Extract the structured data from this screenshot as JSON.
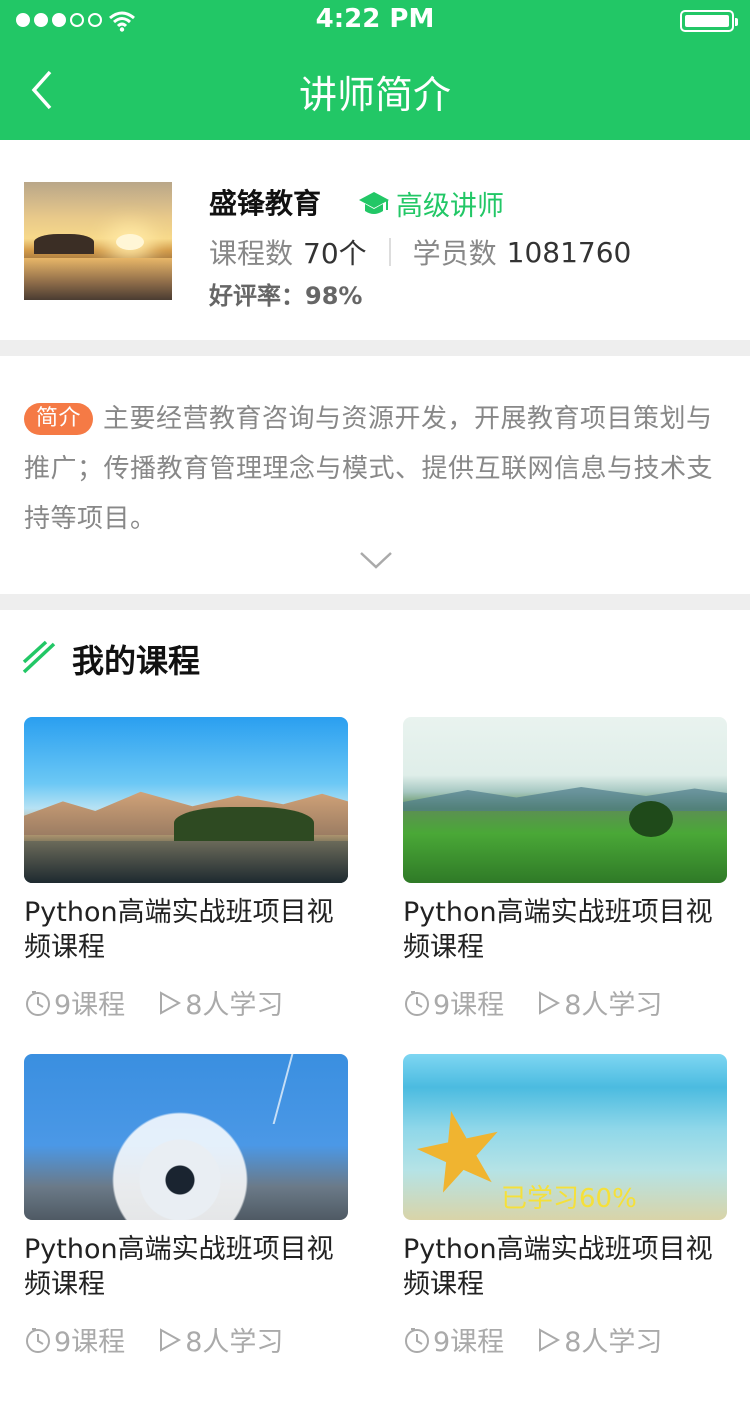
{
  "status_bar": {
    "time": "4:22 PM"
  },
  "nav": {
    "title": "讲师简介"
  },
  "teacher": {
    "name": "盛锋教育",
    "badge": "高级讲师",
    "courses_label": "课程数",
    "courses_value": "70个",
    "students_label": "学员数",
    "students_value": "1081760",
    "rating_label": "好评率：",
    "rating_value": "98%"
  },
  "intro": {
    "tag": "简介",
    "text": "主要经营教育咨询与资源开发，开展教育项目策划与推广；传播教育管理理念与模式、提供互联网信息与技术支持等项目。"
  },
  "courses_section": {
    "title": "我的课程"
  },
  "courses": [
    {
      "title": "Python高端实战班项目视频课程",
      "lessons": "9课程",
      "learners": "8人学习",
      "progress": ""
    },
    {
      "title": "Python高端实战班项目视频课程",
      "lessons": "9课程",
      "learners": "8人学习",
      "progress": ""
    },
    {
      "title": "Python高端实战班项目视频课程",
      "lessons": "9课程",
      "learners": "8人学习",
      "progress": ""
    },
    {
      "title": "Python高端实战班项目视频课程",
      "lessons": "9课程",
      "learners": "8人学习",
      "progress": "已学习60%"
    }
  ],
  "colors": {
    "brand": "#22c766",
    "tag": "#f57a45",
    "progress_text": "#f5e03a"
  }
}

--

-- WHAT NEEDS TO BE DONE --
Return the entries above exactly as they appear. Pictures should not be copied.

-- TASK SOLUTION --
Extract the structured data from this screenshot as JSON.
{
  "status_bar": {
    "time": "4:22 PM"
  },
  "nav": {
    "title": "讲师简介"
  },
  "teacher": {
    "name": "盛锋教育",
    "badge": "高级讲师",
    "courses_label": "课程数",
    "courses_value": "70个",
    "students_label": "学员数",
    "students_value": "1081760",
    "rating_label": "好评率：",
    "rating_value": "98%"
  },
  "intro": {
    "tag": "简介",
    "text": "主要经营教育咨询与资源开发，开展教育项目策划与推广；传播教育管理理念与模式、提供互联网信息与技术支持等项目。"
  },
  "courses_section": {
    "title": "我的课程"
  },
  "courses": [
    {
      "title": "Python高端实战班项目视频课程",
      "lessons": "9课程",
      "learners": "8人学习",
      "progress": ""
    },
    {
      "title": "Python高端实战班项目视频课程",
      "lessons": "9课程",
      "learners": "8人学习",
      "progress": ""
    },
    {
      "title": "Python高端实战班项目视频课程",
      "lessons": "9课程",
      "learners": "8人学习",
      "progress": ""
    },
    {
      "title": "Python高端实战班项目视频课程",
      "lessons": "9课程",
      "learners": "8人学习",
      "progress": "已学习60%"
    }
  ],
  "colors": {
    "brand": "#22c766",
    "tag": "#f57a45",
    "progress_text": "#f5e03a"
  }
}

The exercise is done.